A recent trial presented an unexpected survival benefit for patients with high-risk soft tissue sarcoma who were on anthracycline-based neoadjuvant chemotherapy.
Despite the technically negative results, a recent trial in high-risk adult soft tissue sarcoma still showed a significant survival benefit for anthracycline-based neoadjuvant chemotherapy, according to a study reported at the 2016 European Society for Medical Oncology (ESMO) Congress.
After follow-up for up to five years, patients who received full-dose anthracycline-ifosfamide chemotherapy had a relapse-free survival (RFS) probability of 62 percent versus 38 percent for patients who preoperative therapy tailored to individual tumor histology. Overall survival (OS) was 89 percent with chemotherapy and 64 percent without.

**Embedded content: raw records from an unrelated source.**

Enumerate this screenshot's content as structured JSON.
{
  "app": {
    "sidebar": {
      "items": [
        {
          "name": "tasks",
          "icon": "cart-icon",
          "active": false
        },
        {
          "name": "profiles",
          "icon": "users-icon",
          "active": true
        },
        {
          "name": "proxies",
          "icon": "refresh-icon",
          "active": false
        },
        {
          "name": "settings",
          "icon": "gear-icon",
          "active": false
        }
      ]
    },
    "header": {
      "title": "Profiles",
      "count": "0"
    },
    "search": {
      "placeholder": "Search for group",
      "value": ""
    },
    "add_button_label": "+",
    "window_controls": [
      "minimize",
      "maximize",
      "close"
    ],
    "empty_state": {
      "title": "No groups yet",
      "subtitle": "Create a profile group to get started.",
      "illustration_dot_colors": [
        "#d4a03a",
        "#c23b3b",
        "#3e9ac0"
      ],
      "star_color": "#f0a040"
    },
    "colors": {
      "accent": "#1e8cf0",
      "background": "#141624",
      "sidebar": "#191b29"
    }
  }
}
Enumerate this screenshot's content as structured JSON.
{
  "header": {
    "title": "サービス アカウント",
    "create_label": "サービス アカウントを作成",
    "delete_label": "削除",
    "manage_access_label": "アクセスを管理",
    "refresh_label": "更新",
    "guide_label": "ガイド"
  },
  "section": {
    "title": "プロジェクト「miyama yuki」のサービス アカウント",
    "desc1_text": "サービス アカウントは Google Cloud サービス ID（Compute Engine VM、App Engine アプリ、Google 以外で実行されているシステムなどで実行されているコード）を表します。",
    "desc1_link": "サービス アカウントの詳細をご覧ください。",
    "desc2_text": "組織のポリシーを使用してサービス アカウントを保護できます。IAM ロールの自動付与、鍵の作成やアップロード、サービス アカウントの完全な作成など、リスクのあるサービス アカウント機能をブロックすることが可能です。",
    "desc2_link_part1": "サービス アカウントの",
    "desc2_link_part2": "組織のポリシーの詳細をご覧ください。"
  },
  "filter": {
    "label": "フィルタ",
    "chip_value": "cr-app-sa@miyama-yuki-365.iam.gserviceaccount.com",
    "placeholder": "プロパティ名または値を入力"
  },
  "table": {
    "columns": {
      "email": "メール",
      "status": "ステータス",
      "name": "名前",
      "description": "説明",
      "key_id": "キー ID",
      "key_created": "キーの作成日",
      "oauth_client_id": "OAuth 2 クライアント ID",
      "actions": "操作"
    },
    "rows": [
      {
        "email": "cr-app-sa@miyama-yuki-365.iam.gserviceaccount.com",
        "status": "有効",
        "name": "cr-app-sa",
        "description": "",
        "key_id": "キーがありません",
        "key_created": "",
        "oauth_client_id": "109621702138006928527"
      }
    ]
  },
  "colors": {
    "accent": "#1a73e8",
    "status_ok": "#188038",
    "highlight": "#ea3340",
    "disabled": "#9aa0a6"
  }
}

Despite the survival advantage for anthracycline-based chemotherapy, the trial failed to achieve its primary objective: demonstrate a benefit from tailoring chemotherapy to tumor histology.
“In a population of soft tissue sarcoma patients selected by a risk of relapse averaging 60 percent to 70 percent, the neoadjuvant administration of a short, full-dose anthracycline-plus-ifosfamide chemotherapy increases relapse-free survival by more than 20 percent and overall survival by at least 10 percent at more than three years,” said Alessandro Gronchi, M.D., chair of Sarcoma Surgery at the National Cancer Institute in Milan, Italy. “The final analysis will be performed when the follow-up is mature, but we believe that clinical practice guidelines and future studies will have to accommodate this new evidence.”

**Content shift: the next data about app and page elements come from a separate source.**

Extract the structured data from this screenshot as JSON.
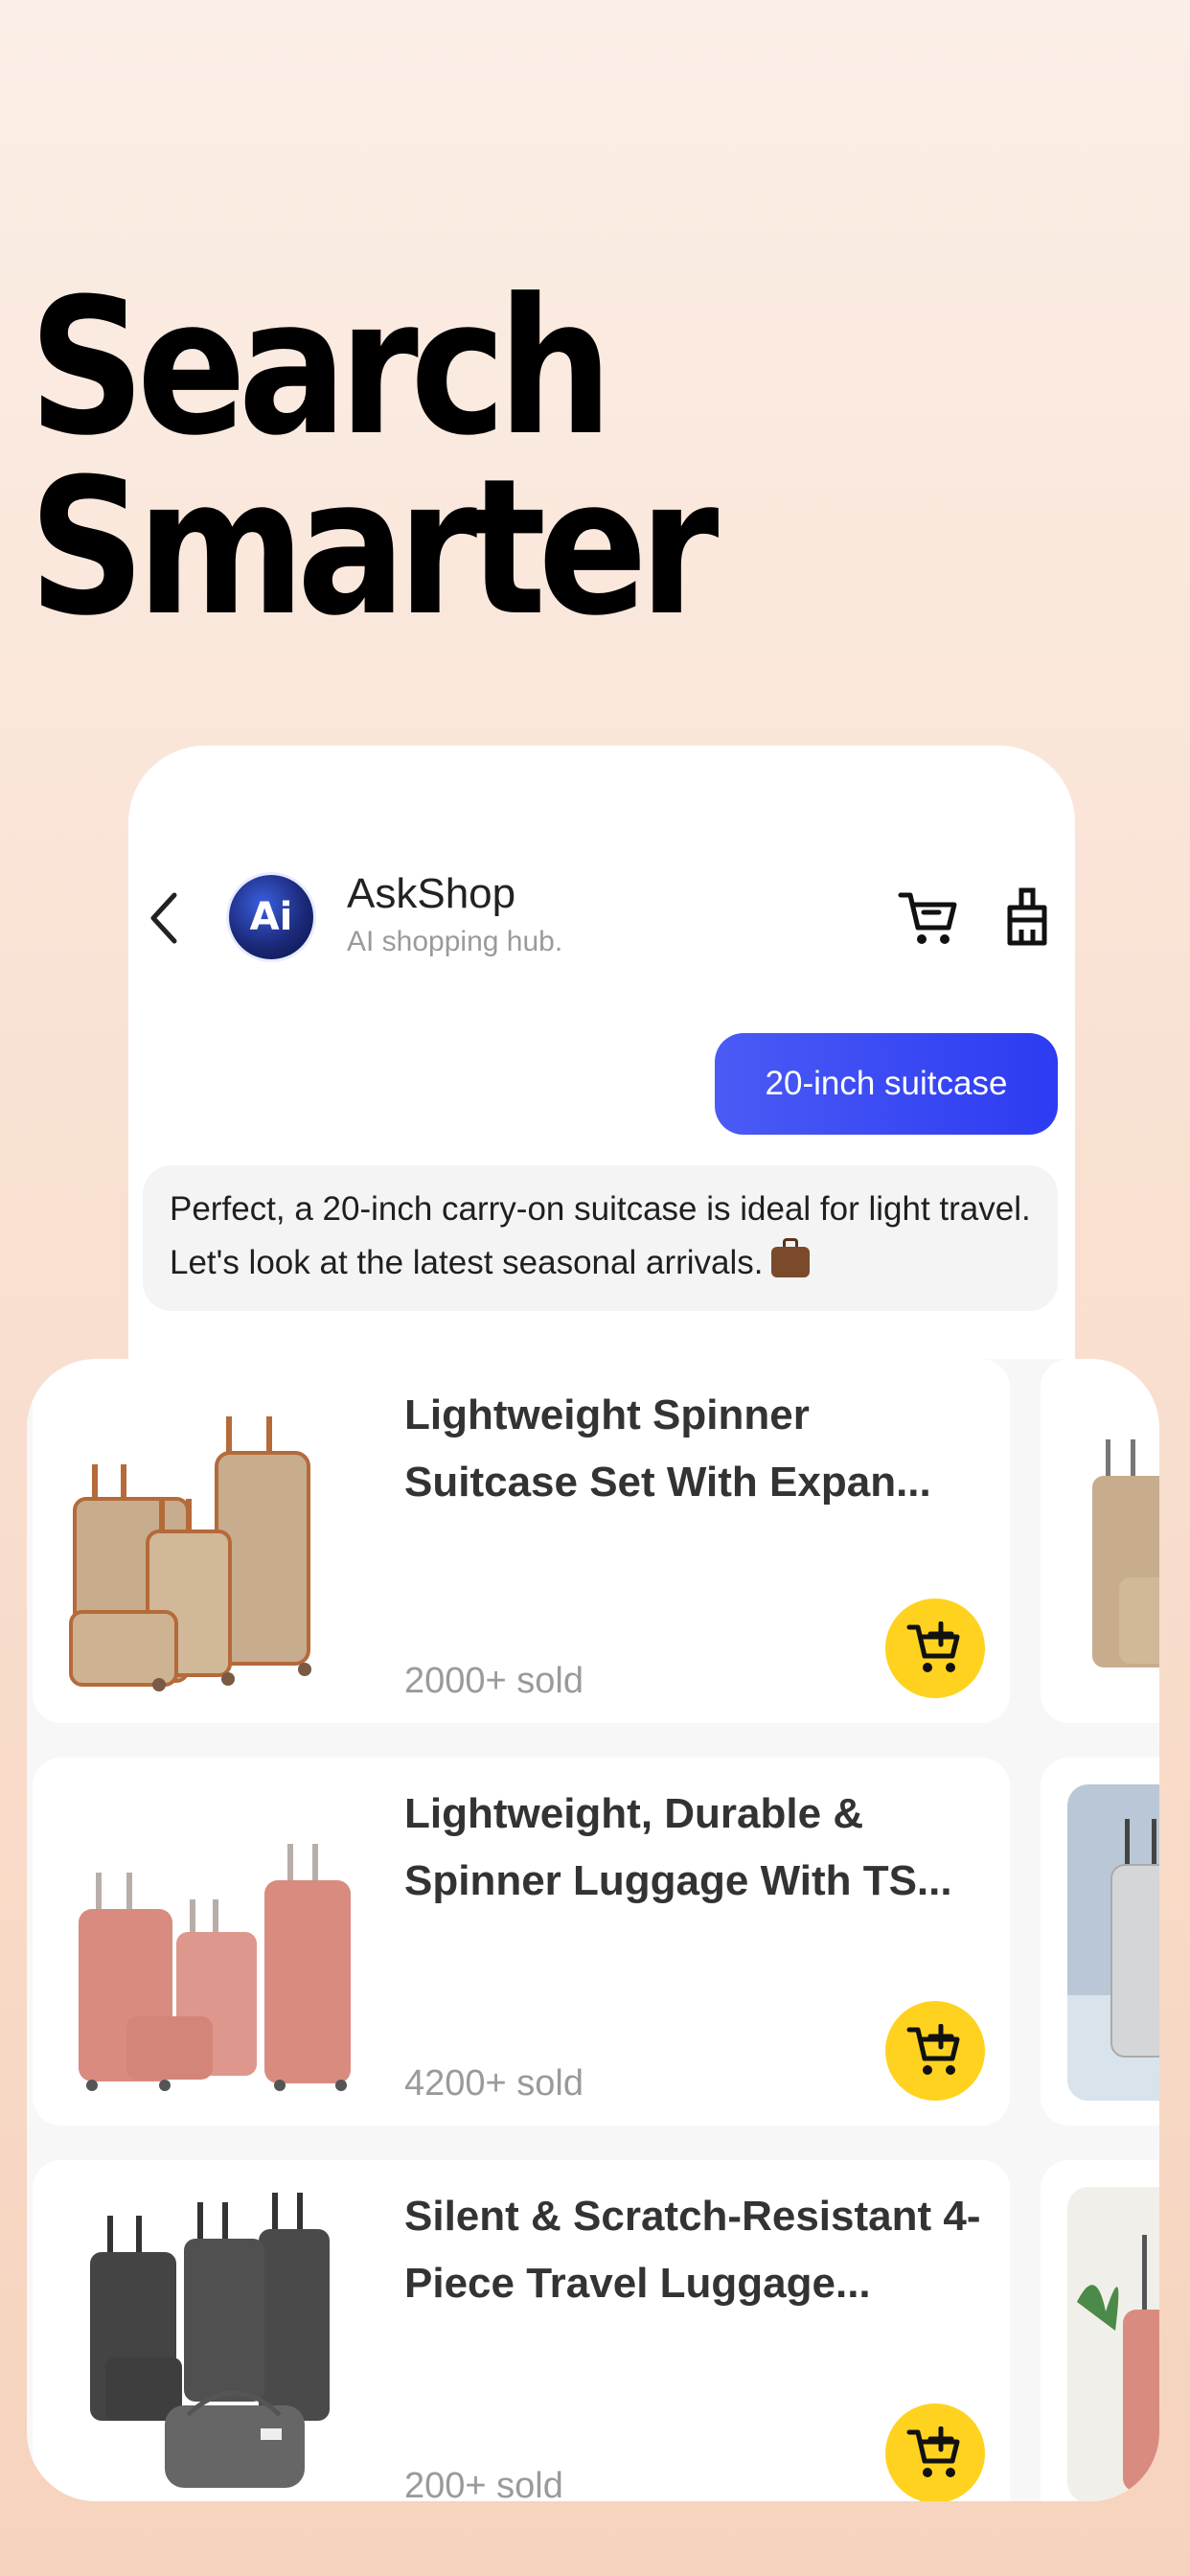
{
  "headline": {
    "line1": "Search",
    "line2": "Smarter"
  },
  "header": {
    "app_name": "AskShop",
    "subtitle": "AI shopping hub.",
    "avatar_text": "Ai"
  },
  "chat": {
    "user_message": "20-inch suitcase",
    "bot_message": "Perfect, a 20-inch carry-on suitcase is ideal for light travel. Let's look at the latest seasonal arrivals."
  },
  "products": [
    {
      "title": "Lightweight Spinner Suitcase Set With Expan...",
      "sold": "2000+ sold",
      "color": "#c7ad8e",
      "trim": "#b56a3a"
    },
    {
      "title": "Lightweight, Durable & Spinner Luggage With TS...",
      "sold": "4200+ sold",
      "color": "#d98b80",
      "trim": "#c57a70"
    },
    {
      "title": "Silent & Scratch-Resistant 4-Piece Travel Luggage...",
      "sold": "200+ sold",
      "color": "#4a4a4a",
      "trim": "#333333"
    }
  ],
  "colors": {
    "accent_blue": "#3a48f3",
    "cart_yellow": "#ffd21f"
  },
  "icons": [
    "back-icon",
    "cart-icon",
    "clean-icon",
    "add-to-cart-icon"
  ]
}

Studies of adjuvant chemotherapy in soft tissue sarcoma have yielded conflicting results, making the role of such therapy in clinical practice unclear. A randomized trial conducted by the Italian Sarcoma Group (ISG) provided evidence of a survival benefit in high-risk soft tissue sarcoma in adults treated with anthracycline-ifosfamide adjuvant chemotherapy. However, a subsequent randomized trial showed no evidence of benefit with the same regimen administered as neoadjuvant therapy.
To emphasize the uncertainty surrounding systemic therapy for high-risk STS, Gronchi cited the ESMO/European Sarcoma Network Working Group guideline on soft tissue sarcoma.
“Adjuvant chemotherapy is not standard treatment in adult-type STS. It can be proposed as an option to the high-risk individual patient (high-grade, deep, greater than 5 cm tumors) for a shared decision making with the patient or within clinical trials.”
In an effort to bring some clarity to the controversy, the ISG conducted another randomized trial to compare neoadjuvant epirubicin-ifosfamide with histology-tailored neoadjuvant therapy. The tailored therapy options were: gemcitabine-docetaxel for undifferentiated pleomorphic sarcoma; trabectedin for high-grade myxoid liposarcoma; high-dose, prolonged-infusion ifosfamide for synovial sarcoma; etoposide-ifosfamide for malignant peripheral nerve sheath tumors; and gemcitabine-dacarbazine in leiomyosarcoma.
Eligible patients had high-risk soft tissue sarcoma of the extremities or trunk wall (grade 3, at least 5 cm, deep site). The trial had a primary endpoint of RFS, and OS was a secondary endpoint. Investigators hypothesized that histology-tailored therapy would improve RFS by 33 percent compared with the epirubicin-ifosfamide regimen.
Investigators randomized 287 patients from 2011 to 2016. The study population had a median follow-up of 12.34 months.
Patients had a median age of 50 and a median tumor size of 10 cm. Preoperative chemotherapy was completed in 85 percent of patients in each treatment arm. Gronchi said 240 patients were evaluable for response.
Data analysis showed a 14 percent absolute difference in RFS probability at 46 months in favor of the epirubicin-ifosfamide arm. The difference translated into a hazard ratio of 1.955 for the comparison of the tailored therapy versus standard therapy. The 25 percent absolute difference in the probability of survival at 46 months also achieved statistical significance in favor of standard therapy, translating into a hazard ratio of 2.687 for the comparison of the tailored to standard therapy.
“Formally, this is a negative trial, as it ails to show any advantage of histology-tailored chemotherapy over standard chemotherapy in resectable high-risk soft tissue sarcoma of the extremities or trunk wall,” said Gronchi. “However, the presence of a statistically significant and clinically relevant difference in relapse-free survival and overall survival at more than three years in favor of standard chemotherapy provides strong, randomized evidence in support of its efficacy.”